Attercliffe's former library is a place of firsts.
The red-brick building close to the corner of Leeds Road was Sheffield's oldest library, opening in 1894 in answer to demand from steelworkers and their families keen for self-improvement, and later became the city's original job centre when staff started listing vacancies from local employers.
Books stopped being lent on the premises in 1986, and afterwards the rooms were used as offices - but now the site has been given a whole new purpose.
Aaron Stewart, an American former Democrat commissioner and singer whose band won three Grammy Awards, has opened The Library Cafe and Restaurant, a place that doubles as a music venue as well as serving food and drinks.
It is, he feels, another sign that Attercliffe is on the up.
"I think it's a very exciting time," says Aaron. "I've heard it was once a very buzzing, thriving community. I think it has the possibility of that happening again. I wanted to be in on the ground level."
His path to Sheffield has been an interesting one.
Aged 52, he started out as a jazz singer before auditioning for the successful R&B and gospel ensemble Sounds of Blackness. He departed to work with Morris Hayes, Prince's keyboard player and leader of the star's New Power Generation backing group, becoming his PA for three years in Los Angeles. Morris helped Aaron form a music management outfit called Paradise Hill Productions but, during his time in LA, Aaron's father died.
"That was my first time losing a parent and it really took the wind out of my sails," he says.
Aaron left the music industry and moved back to his home city of Parsons, Kansas, to spend time with his mother and family. "My father worked for the city, he was the building inspector. That's why I decided to run for commissioner in his honour. A lot of people knew him. I think that was the main reason I was elected."
However, five years ago when he was still living in LA, Aaron met his future husband, Peter, who is from Penistone and works for HMRC. "I moved here in January this year. We got married in February, so that's what brought me to Sheffield."

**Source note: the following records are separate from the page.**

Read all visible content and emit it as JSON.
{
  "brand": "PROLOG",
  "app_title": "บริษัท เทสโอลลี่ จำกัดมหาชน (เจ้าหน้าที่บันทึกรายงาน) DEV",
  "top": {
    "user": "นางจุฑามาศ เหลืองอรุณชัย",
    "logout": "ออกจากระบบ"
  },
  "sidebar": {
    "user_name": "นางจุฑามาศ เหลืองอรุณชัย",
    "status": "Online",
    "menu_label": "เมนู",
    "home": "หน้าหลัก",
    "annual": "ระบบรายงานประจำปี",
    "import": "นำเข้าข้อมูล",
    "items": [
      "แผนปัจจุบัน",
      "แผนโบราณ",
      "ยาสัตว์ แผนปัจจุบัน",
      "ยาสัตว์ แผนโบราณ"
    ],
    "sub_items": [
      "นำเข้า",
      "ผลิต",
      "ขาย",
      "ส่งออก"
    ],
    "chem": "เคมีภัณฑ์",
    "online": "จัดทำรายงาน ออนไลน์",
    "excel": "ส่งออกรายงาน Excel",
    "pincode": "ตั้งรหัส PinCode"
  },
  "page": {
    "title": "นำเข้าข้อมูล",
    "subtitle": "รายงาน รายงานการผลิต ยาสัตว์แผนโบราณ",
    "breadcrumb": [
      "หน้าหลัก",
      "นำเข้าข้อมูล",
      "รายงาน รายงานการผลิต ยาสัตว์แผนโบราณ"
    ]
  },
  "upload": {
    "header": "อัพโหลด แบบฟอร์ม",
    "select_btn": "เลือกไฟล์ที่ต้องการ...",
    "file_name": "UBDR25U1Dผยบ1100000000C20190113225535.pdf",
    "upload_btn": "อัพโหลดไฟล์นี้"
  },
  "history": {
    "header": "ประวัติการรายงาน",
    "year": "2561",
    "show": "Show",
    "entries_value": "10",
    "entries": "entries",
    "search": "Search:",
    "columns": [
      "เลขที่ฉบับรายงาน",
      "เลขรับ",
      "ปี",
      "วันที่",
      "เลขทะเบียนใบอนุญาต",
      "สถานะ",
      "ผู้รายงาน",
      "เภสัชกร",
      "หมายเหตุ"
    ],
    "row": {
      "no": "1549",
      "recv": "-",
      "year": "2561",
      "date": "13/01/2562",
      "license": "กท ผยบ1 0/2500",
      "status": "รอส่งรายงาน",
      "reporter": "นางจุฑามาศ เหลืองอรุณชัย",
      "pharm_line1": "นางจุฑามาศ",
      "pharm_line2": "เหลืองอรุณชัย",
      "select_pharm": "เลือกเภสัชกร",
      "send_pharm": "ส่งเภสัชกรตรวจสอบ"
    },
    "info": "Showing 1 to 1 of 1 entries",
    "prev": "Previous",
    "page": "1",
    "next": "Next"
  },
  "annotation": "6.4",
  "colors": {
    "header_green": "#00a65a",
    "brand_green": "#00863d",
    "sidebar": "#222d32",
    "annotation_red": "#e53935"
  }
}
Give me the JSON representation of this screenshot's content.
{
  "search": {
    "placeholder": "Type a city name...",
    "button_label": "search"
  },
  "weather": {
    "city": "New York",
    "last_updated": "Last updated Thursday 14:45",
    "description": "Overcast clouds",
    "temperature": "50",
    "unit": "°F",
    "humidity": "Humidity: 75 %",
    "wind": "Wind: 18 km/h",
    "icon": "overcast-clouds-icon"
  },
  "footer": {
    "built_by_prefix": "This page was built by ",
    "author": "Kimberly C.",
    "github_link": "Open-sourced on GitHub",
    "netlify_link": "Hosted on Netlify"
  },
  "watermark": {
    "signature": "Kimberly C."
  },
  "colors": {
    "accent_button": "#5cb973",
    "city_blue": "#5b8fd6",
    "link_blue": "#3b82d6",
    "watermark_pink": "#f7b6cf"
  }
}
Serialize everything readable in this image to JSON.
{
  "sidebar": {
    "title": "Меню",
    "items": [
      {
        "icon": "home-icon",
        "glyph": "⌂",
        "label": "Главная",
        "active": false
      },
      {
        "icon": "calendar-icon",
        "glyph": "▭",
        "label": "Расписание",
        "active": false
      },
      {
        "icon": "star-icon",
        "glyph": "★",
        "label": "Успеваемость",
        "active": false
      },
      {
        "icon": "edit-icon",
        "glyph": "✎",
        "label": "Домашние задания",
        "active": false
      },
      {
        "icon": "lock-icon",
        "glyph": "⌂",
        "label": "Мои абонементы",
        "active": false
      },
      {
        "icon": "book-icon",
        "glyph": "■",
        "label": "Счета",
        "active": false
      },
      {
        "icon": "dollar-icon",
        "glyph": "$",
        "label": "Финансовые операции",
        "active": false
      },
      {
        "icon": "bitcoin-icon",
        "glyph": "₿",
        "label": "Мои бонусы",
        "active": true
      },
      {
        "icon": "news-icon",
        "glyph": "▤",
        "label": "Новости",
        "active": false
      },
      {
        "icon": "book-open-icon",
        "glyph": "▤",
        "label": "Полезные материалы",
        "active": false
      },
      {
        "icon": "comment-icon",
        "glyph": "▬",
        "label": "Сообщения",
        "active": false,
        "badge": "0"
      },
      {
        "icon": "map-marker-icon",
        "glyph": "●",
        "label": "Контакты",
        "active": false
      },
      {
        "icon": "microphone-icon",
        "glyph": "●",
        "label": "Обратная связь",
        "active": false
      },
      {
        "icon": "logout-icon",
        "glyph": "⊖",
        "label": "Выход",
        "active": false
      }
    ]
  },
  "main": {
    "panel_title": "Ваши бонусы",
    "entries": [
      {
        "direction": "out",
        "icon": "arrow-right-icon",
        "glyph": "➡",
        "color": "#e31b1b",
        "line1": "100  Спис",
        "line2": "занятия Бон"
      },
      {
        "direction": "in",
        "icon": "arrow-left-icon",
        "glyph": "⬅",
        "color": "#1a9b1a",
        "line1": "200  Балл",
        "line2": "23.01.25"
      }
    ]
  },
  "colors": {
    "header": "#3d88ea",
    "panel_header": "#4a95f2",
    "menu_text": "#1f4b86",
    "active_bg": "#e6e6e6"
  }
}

On his arrival, Aaron returned to music and met the library building's owner, businessman David Slater, while working on the studio at the SADACCA centre on the Wicker.
"He and I got stuck in the lift together, we were talking and he told me about this space he had," says Aaron.
The original idea was for a coffee shop, but the plan grew when the possibility of adding a stage was discussed.
"The space itself screamed live music, intimate venue - the capacity is 200 people, so it's a nice intimate venue for music and food," says Aaron. "The acoustics are amazing, so that helped a lot."
The history of the building, part of a wider complex along with the old swimming baths next door, attracted him 'first and foremost'. "It's been interesting to hear from people who lived in Attercliffe and used it when it was a functioning library when they were children. I'm enjoying hearing the stories people are sharing of their parents bringing them there, or they came here to read the newspaper, or came by after work and then went to the baths next door. It's really fascinating."
The Library opened at the beginning of October - food starts at 11.30am and runs throughout the day. Tapas, sandwiches, soup, a children's menu and cocktails are all on offer, and every Thursday there is Jazz on the Cliffe.
"It's a weekly jazz series featuring local and national artists as well as international artists starting next year, and we're doing music on Saturdays as well - that's more R&B, soul, funk, disco and house," explains Aaron.
The food 'represents Sheffield's diversity'. Chef Justin Brooks - a local who worked on cruise ships for seven years - came up with a list of dishes including curries, Mediterranean cuisine and traditional English fare.
Meanwhile Aaron has enjoyed acquainting himself with Sheffield's steelmaking heritage and its musical pedigree.
"I feel very humbled and honoured that the music community have embraced me and what I'm trying to accomplish here," he says. "I really want it to be a space for the community."
He keeps his hand in by performing one song on Thursday nights with whoever is playing, 'but the focus is really about showcasing other artists and acts', he stresses. "It's not about me. I host the evening, but I'm definitely not the focal point and nor do I want to be."